Friday, January 29, 2010

State Economic Growth Trails U.S.

When he delivered his State of the Commonwealth Address on January 21, Governor Patrick had a message for the 323,200 Massachusetts residents who are out of work. Referring to the latest jobless figures released only hours before his speech, the governor announced that “unemployment, even with the disappointing numbers released today, is not as high here as the national average…”

Fast-forward to this week, and news that the national economy grew at a robust rate of 5.7 percent in the last quarter of 2009, the fastest U.S. growth recorded since 2003. Unfortunately, the University of Massachusetts’ Donahue Institute has estimated that the Massachusetts economy registered a decline of 0.2 percent over the same time period. Something tells us the governor won’t be so eager to promote Massachusetts’ second-place status on this particular issue.

In a press release posted on the State House News Service, Northeastern University professor Alan Clayton-Matthews blamed the “disappointing” numbers on “a poor holiday spending season … and a sharp rise in the December unemployment rate.” Which brings us back to an argument we’ve made time and time again: when it comes to jobs creation, the Patrick Administration talks a nice game, but has yet to produce any tangible results.
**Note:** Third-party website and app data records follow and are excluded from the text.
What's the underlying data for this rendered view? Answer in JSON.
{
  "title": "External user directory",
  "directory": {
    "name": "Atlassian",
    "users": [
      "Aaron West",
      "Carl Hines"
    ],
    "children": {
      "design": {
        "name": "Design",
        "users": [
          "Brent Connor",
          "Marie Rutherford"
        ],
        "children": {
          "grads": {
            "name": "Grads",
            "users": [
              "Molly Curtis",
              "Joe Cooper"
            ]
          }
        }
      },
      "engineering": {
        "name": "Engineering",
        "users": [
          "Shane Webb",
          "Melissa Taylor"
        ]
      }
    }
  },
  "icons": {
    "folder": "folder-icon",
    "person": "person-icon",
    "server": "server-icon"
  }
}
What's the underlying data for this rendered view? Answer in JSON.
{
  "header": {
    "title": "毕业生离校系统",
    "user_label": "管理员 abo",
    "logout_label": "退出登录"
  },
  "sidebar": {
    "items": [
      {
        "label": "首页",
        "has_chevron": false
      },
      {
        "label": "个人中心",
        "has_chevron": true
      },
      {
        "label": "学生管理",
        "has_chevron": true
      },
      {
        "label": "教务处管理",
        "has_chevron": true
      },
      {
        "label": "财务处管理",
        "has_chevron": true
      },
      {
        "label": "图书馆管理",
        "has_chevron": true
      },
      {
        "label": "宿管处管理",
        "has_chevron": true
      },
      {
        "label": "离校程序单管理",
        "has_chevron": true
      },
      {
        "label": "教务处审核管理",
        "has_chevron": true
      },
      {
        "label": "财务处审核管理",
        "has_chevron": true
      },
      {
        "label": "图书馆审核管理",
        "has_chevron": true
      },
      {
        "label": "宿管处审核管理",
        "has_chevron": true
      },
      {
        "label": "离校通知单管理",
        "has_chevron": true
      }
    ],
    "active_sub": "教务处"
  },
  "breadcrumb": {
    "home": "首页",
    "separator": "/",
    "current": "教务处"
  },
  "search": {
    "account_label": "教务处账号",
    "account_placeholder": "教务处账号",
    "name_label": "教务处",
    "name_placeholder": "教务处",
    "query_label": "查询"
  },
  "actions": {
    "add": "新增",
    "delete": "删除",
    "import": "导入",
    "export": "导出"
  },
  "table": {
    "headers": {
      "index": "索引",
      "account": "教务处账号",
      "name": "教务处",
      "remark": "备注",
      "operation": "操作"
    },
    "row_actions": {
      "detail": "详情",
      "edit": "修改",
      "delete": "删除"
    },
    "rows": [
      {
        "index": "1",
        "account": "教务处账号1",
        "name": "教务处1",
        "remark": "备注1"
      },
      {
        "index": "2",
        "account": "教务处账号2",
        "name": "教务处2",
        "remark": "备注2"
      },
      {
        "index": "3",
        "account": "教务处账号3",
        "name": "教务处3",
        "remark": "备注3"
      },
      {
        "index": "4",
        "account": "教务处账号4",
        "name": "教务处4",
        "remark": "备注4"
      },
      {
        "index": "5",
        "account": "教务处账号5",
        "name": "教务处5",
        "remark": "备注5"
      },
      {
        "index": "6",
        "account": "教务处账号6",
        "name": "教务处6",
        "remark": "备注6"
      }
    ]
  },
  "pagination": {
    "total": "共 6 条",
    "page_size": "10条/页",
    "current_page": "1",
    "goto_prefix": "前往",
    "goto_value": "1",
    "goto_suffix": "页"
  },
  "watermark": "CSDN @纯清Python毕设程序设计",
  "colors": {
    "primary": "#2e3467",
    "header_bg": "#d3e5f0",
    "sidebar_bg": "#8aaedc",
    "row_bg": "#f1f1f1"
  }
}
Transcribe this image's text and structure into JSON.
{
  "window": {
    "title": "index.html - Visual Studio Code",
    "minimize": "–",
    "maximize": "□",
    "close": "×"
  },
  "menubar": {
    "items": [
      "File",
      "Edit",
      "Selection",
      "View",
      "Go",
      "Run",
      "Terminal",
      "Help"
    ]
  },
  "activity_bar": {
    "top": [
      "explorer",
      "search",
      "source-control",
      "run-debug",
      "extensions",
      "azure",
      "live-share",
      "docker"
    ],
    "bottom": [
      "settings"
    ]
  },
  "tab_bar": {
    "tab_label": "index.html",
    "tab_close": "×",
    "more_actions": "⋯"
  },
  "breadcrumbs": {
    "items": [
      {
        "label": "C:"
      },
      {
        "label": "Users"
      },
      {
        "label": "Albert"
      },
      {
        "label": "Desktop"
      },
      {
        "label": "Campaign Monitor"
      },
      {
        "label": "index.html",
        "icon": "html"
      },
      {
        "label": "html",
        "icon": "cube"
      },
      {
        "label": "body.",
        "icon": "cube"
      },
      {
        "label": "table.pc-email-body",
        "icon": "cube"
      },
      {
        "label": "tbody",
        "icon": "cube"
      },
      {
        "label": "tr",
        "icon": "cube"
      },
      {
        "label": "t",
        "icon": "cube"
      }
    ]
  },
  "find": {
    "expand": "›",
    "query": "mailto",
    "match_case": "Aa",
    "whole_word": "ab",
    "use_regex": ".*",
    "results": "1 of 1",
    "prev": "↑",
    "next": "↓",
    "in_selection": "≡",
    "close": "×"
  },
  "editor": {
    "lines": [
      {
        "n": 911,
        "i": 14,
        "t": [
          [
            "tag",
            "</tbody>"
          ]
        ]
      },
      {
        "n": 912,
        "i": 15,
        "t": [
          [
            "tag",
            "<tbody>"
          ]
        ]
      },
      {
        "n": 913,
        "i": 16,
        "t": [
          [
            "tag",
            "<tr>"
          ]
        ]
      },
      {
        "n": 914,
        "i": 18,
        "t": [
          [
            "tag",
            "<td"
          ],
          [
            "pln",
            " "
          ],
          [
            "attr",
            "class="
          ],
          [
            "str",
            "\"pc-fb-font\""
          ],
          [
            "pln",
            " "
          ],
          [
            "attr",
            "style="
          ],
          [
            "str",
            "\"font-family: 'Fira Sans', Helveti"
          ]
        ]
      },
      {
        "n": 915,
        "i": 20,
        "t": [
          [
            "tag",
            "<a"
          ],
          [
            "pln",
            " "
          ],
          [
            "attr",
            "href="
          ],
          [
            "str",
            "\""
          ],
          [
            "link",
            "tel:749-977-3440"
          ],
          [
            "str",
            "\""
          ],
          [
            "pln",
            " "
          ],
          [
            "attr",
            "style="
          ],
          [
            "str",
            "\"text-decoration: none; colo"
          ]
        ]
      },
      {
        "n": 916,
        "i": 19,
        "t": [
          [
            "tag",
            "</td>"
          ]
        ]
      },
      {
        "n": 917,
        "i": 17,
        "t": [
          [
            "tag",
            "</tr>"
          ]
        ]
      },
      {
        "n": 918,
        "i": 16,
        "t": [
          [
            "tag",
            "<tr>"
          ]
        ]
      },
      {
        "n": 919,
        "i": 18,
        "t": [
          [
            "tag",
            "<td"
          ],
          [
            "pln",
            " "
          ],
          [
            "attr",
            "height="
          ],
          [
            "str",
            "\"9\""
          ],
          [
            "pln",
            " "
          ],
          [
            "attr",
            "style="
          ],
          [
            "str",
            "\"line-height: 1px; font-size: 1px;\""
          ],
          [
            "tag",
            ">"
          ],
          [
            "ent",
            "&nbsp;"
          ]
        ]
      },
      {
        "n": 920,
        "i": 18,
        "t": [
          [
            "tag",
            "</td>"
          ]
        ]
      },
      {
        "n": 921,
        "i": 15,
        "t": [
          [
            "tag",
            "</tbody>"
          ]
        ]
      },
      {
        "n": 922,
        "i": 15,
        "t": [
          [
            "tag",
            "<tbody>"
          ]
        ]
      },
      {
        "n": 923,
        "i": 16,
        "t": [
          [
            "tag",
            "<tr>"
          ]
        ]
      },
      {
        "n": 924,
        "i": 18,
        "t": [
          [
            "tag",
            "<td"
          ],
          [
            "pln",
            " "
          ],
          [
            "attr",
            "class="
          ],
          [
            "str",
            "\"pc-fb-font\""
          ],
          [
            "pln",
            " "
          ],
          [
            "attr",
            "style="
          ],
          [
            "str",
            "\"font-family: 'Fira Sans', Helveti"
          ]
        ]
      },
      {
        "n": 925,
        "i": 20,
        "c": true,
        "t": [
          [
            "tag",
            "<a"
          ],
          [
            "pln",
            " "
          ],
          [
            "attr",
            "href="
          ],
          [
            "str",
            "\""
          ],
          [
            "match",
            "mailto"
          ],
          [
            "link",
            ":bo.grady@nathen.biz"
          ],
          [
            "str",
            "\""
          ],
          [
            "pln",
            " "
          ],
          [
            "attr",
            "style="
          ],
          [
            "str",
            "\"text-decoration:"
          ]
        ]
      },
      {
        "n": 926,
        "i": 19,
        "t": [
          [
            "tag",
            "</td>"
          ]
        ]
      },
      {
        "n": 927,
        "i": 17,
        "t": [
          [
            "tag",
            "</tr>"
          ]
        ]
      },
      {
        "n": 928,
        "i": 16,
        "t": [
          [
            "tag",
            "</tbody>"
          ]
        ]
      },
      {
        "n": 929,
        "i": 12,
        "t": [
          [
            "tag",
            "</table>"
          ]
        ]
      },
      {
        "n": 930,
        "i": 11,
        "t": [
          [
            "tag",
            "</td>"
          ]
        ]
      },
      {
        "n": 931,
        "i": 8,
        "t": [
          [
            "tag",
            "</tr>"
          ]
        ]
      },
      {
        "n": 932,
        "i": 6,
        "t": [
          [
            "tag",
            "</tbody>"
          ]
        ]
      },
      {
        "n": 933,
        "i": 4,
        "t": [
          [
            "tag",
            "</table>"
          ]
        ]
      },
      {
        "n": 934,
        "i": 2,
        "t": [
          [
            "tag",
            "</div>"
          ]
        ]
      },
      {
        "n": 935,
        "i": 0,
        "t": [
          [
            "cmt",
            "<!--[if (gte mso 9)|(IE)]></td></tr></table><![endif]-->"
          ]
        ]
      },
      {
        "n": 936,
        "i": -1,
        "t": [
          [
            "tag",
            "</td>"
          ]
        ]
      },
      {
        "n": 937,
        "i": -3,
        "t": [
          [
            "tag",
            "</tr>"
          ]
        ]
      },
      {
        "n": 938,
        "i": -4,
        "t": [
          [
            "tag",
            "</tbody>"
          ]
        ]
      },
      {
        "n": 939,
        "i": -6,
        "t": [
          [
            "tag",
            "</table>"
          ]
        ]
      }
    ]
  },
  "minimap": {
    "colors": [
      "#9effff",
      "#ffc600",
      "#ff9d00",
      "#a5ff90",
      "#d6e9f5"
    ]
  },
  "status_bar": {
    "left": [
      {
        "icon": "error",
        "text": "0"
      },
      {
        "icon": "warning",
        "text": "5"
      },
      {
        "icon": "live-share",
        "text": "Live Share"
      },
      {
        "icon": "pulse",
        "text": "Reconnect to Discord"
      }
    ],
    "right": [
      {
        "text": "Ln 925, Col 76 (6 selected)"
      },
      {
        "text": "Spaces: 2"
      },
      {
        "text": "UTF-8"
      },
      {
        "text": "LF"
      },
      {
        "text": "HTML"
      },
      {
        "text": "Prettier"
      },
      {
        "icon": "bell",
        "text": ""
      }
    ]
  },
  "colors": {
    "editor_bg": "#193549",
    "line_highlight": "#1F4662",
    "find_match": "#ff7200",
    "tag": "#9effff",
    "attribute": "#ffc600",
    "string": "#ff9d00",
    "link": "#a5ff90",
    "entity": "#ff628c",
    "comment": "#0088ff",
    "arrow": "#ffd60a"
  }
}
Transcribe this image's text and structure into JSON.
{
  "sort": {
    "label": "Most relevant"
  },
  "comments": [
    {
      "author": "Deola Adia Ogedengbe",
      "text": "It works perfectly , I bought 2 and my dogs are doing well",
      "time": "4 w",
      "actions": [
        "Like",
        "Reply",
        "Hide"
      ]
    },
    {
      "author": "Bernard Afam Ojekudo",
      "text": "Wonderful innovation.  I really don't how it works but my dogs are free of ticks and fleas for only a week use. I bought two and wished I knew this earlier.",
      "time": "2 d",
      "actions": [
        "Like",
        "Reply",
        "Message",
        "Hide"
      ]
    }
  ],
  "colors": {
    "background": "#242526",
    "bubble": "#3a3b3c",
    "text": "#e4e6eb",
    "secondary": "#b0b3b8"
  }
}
The governor’s added thousands of new jobs in state government since taking office three years ago, but the private sector has shed another 105,000 jobs, and the unemployment rate is now nearly double what it was when he was sworn in (9.4 percent vs. 4.8 percent).

People who are out of work don’t really care how our state compares to the rest of the country. What they really want are some reassurances from their elected officials that they are doing everything possible to create new jobs and get Massachusetts residents back to work.